Items listed in a dataset
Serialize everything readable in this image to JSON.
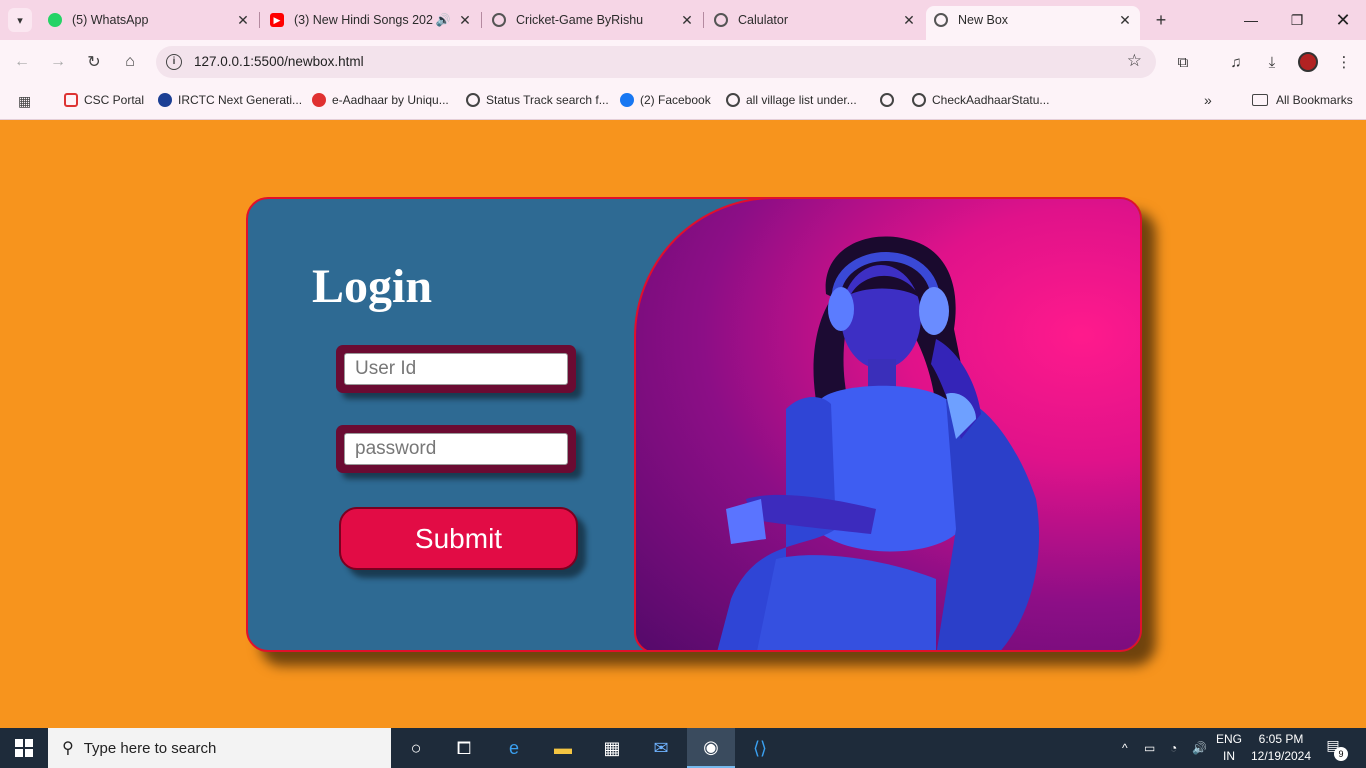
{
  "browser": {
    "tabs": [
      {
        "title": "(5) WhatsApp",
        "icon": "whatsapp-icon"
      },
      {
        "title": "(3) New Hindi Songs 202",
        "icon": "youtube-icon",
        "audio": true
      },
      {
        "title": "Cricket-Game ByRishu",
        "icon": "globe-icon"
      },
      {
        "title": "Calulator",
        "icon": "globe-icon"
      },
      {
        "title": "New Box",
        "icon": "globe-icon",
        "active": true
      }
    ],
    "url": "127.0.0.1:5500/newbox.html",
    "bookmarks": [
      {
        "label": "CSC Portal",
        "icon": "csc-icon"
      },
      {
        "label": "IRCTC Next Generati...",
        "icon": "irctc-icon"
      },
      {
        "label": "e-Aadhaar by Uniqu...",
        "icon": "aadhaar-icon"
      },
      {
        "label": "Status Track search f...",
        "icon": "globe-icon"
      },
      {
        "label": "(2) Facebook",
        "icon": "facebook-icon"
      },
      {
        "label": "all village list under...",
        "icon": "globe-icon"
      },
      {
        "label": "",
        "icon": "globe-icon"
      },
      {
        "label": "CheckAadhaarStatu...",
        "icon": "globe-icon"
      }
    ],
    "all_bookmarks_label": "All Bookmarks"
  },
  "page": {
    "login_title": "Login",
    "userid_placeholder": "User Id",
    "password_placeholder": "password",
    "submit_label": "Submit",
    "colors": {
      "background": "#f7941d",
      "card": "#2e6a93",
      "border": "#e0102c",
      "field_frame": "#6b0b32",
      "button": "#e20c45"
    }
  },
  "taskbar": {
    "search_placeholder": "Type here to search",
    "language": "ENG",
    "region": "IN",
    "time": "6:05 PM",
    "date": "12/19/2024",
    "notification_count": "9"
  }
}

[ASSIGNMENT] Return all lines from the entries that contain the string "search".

[SOLUTION BELOW]
        "label": "Status Track search f...",
    "search_placeholder": "Type here to search",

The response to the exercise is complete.